#### INSTRUCTIONS TO FOLLOW:
Make an exact copy of all the data.

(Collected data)
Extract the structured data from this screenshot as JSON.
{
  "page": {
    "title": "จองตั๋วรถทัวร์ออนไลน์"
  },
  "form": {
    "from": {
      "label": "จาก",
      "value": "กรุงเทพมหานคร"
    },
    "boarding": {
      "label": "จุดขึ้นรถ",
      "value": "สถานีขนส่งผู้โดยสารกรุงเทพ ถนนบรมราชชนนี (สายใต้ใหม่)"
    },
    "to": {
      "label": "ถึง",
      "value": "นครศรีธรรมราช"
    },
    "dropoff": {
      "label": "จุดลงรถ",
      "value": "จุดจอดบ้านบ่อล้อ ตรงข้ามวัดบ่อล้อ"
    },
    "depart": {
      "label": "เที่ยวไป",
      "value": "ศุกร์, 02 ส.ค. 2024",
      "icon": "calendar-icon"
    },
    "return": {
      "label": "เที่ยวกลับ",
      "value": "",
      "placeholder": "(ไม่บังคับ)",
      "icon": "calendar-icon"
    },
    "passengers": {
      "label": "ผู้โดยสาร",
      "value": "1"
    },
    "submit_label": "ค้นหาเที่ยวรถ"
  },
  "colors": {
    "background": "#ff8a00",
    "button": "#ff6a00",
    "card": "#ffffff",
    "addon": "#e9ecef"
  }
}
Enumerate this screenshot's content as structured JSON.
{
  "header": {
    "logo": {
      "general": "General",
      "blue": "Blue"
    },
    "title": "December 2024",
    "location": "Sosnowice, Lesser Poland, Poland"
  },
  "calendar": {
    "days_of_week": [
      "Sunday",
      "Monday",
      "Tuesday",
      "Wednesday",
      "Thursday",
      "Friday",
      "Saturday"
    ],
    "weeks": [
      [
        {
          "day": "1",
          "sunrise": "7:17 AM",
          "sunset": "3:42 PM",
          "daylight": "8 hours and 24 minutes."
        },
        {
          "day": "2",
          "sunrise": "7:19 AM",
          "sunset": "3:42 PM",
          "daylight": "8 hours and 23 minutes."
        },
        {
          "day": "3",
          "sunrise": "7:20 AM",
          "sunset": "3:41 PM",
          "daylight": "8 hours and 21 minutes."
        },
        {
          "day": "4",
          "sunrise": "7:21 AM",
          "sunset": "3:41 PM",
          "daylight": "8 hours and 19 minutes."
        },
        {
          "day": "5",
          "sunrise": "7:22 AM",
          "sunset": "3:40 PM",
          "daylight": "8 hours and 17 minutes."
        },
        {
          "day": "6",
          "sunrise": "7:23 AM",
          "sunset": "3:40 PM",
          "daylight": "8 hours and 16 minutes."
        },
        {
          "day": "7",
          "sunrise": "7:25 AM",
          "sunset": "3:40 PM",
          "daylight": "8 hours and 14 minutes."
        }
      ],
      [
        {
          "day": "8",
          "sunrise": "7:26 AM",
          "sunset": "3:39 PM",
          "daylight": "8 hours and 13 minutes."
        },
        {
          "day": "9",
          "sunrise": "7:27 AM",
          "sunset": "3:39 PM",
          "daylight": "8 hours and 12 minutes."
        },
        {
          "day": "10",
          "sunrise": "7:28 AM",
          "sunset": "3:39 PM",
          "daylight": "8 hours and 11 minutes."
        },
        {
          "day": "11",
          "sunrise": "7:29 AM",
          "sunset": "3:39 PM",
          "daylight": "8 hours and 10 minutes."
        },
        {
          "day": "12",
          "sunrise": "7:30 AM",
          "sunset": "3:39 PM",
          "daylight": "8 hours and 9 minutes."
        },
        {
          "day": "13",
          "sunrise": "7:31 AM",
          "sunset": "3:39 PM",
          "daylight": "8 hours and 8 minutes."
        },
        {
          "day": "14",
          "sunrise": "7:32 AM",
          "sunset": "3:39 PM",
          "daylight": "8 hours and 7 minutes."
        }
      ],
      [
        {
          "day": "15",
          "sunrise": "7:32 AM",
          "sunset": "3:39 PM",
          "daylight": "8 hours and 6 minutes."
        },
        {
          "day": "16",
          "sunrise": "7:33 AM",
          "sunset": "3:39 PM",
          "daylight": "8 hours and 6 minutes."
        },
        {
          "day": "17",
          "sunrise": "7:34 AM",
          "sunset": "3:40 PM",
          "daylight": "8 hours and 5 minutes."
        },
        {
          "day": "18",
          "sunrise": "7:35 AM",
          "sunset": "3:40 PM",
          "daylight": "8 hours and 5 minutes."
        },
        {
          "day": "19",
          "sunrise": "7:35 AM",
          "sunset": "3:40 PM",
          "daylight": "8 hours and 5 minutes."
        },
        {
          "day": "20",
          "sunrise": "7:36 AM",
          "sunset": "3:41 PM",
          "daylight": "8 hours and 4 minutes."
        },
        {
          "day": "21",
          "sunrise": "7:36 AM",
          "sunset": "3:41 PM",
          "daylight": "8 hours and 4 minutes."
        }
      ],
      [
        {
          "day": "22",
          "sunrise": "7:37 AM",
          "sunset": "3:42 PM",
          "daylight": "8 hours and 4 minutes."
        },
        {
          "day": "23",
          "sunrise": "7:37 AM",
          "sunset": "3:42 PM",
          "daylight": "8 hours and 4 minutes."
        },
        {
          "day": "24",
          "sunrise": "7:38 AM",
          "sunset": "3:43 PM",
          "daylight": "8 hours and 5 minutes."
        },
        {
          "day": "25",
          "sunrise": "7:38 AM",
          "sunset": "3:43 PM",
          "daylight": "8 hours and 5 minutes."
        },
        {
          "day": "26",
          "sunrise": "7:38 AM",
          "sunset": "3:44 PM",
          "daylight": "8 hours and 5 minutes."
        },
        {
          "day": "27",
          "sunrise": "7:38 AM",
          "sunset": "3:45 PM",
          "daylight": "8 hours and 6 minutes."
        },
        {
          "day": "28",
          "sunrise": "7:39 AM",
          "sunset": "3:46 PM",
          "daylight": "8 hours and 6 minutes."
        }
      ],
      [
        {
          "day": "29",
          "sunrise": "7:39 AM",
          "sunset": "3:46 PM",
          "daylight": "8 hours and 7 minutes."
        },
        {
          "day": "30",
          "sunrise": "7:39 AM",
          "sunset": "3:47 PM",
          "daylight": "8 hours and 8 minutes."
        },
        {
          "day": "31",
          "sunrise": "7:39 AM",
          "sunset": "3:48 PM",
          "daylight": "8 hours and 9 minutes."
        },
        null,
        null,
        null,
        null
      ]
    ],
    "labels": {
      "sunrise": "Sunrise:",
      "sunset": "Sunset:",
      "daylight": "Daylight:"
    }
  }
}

#### EXERCISE SOLUTION:
Extract the structured data from this screenshot as JSON.
{
  "page": {
    "title": "จองตั๋วรถทัวร์ออนไลน์"
  },
  "form": {
    "from": {
      "label": "จาก",
      "value": "กรุงเทพมหานคร"
    },
    "boarding": {
      "label": "จุดขึ้นรถ",
      "value": "สถานีขนส่งผู้โดยสารกรุงเทพ ถนนบรมราชชนนี (สายใต้ใหม่)"
    },
    "to": {
      "label": "ถึง",
      "value": "นครศรีธรรมราช"
    },
    "dropoff": {
      "label": "จุดลงรถ",
      "value": "จุดจอดบ้านบ่อล้อ ตรงข้ามวัดบ่อล้อ"
    },
    "depart": {
      "label": "เที่ยวไป",
      "value": "ศุกร์, 02 ส.ค. 2024",
      "icon": "calendar-icon"
    },
    "return": {
      "label": "เที่ยวกลับ",
      "value": "",
      "placeholder": "(ไม่บังคับ)",
      "icon": "calendar-icon"
    },
    "passengers": {
      "label": "ผู้โดยสาร",
      "value": "1"
    },
    "submit_label": "ค้นหาเที่ยวรถ"
  },
  "colors": {
    "background": "#ff8a00",
    "button": "#ff6a00",
    "card": "#ffffff",
    "addon": "#e9ecef"
  }
}
Enumerate this screenshot's content as structured JSON.
{
  "header": {
    "logo": {
      "general": "General",
      "blue": "Blue"
    },
    "title": "December 2024",
    "location": "Sosnowice, Lesser Poland, Poland"
  },
  "calendar": {
    "days_of_week": [
      "Sunday",
      "Monday",
      "Tuesday",
      "Wednesday",
      "Thursday",
      "Friday",
      "Saturday"
    ],
    "weeks": [
      [
        {
          "day": "1",
          "sunrise": "7:17 AM",
          "sunset": "3:42 PM",
          "daylight": "8 hours and 24 minutes."
        },
        {
          "day": "2",
          "sunrise": "7:19 AM",
          "sunset": "3:42 PM",
          "daylight": "8 hours and 23 minutes."
        },
        {
          "day": "3",
          "sunrise": "7:20 AM",
          "sunset": "3:41 PM",
          "daylight": "8 hours and 21 minutes."
        },
        {
          "day": "4",
          "sunrise": "7:21 AM",
          "sunset": "3:41 PM",
          "daylight": "8 hours and 19 minutes."
        },
        {
          "day": "5",
          "sunrise": "7:22 AM",
          "sunset": "3:40 PM",
          "daylight": "8 hours and 17 minutes."
        },
        {
          "day": "6",
          "sunrise": "7:23 AM",
          "sunset": "3:40 PM",
          "daylight": "8 hours and 16 minutes."
        },
        {
          "day": "7",
          "sunrise": "7:25 AM",
          "sunset": "3:40 PM",
          "daylight": "8 hours and 14 minutes."
        }
      ],
      [
        {
          "day": "8",
          "sunrise": "7:26 AM",
          "sunset": "3:39 PM",
          "daylight": "8 hours and 13 minutes."
        },
        {
          "day": "9",
          "sunrise": "7:27 AM",
          "sunset": "3:39 PM",
          "daylight": "8 hours and 12 minutes."
        },
        {
          "day": "10",
          "sunrise": "7:28 AM",
          "sunset": "3:39 PM",
          "daylight": "8 hours and 11 minutes."
        },
        {
          "day": "11",
          "sunrise": "7:29 AM",
          "sunset": "3:39 PM",
          "daylight": "8 hours and 10 minutes."
        },
        {
          "day": "12",
          "sunrise": "7:30 AM",
          "sunset": "3:39 PM",
          "daylight": "8 hours and 9 minutes."
        },
        {
          "day": "13",
          "sunrise": "7:31 AM",
          "sunset": "3:39 PM",
          "daylight": "8 hours and 8 minutes."
        },
        {
          "day": "14",
          "sunrise": "7:32 AM",
          "sunset": "3:39 PM",
          "daylight": "8 hours and 7 minutes."
        }
      ],
      [
        {
          "day": "15",
          "sunrise": "7:32 AM",
          "sunset": "3:39 PM",
          "daylight": "8 hours and 6 minutes."
        },
        {
          "day": "16",
          "sunrise": "7:33 AM",
          "sunset": "3:39 PM",
          "daylight": "8 hours and 6 minutes."
        },
        {
          "day": "17",
          "sunrise": "7:34 AM",
          "sunset": "3:40 PM",
          "daylight": "8 hours and 5 minutes."
        },
        {
          "day": "18",
          "sunrise": "7:35 AM",
          "sunset": "3:40 PM",
          "daylight": "8 hours and 5 minutes."
        },
        {
          "day": "19",
          "sunrise": "7:35 AM",
          "sunset": "3:40 PM",
          "daylight": "8 hours and 5 minutes."
        },
        {
          "day": "20",
          "sunrise": "7:36 AM",
          "sunset": "3:41 PM",
          "daylight": "8 hours and 4 minutes."
        },
        {
          "day": "21",
          "sunrise": "7:36 AM",
          "sunset": "3:41 PM",
          "daylight": "8 hours and 4 minutes."
        }
      ],
      [
        {
          "day": "22",
          "sunrise": "7:37 AM",
          "sunset": "3:42 PM",
          "daylight": "8 hours and 4 minutes."
        },
        {
          "day": "23",
          "sunrise": "7:37 AM",
          "sunset": "3:42 PM",
          "daylight": "8 hours and 4 minutes."
        },
        {
          "day": "24",
          "sunrise": "7:38 AM",
          "sunset": "3:43 PM",
          "daylight": "8 hours and 5 minutes."
        },
        {
          "day": "25",
          "sunrise": "7:38 AM",
          "sunset": "3:43 PM",
          "daylight": "8 hours and 5 minutes."
        },
        {
          "day": "26",
          "sunrise": "7:38 AM",
          "sunset": "3:44 PM",
          "daylight": "8 hours and 5 minutes."
        },
        {
          "day": "27",
          "sunrise": "7:38 AM",
          "sunset": "3:45 PM",
          "daylight": "8 hours and 6 minutes."
        },
        {
          "day": "28",
          "sunrise": "7:39 AM",
          "sunset": "3:46 PM",
          "daylight": "8 hours and 6 minutes."
        }
      ],
      [
        {
          "day": "29",
          "sunrise": "7:39 AM",
          "sunset": "3:46 PM",
          "daylight": "8 hours and 7 minutes."
        },
        {
          "day": "30",
          "sunrise": "7:39 AM",
          "sunset": "3:47 PM",
          "daylight": "8 hours and 8 minutes."
        },
        {
          "day": "31",
          "sunrise": "7:39 AM",
          "sunset": "3:48 PM",
          "daylight": "8 hours and 9 minutes."
        },
        null,
        null,
        null,
        null
      ]
    ],
    "labels": {
      "sunrise": "Sunrise:",
      "sunset": "Sunset:",
      "daylight": "Daylight:"
    }
  }
}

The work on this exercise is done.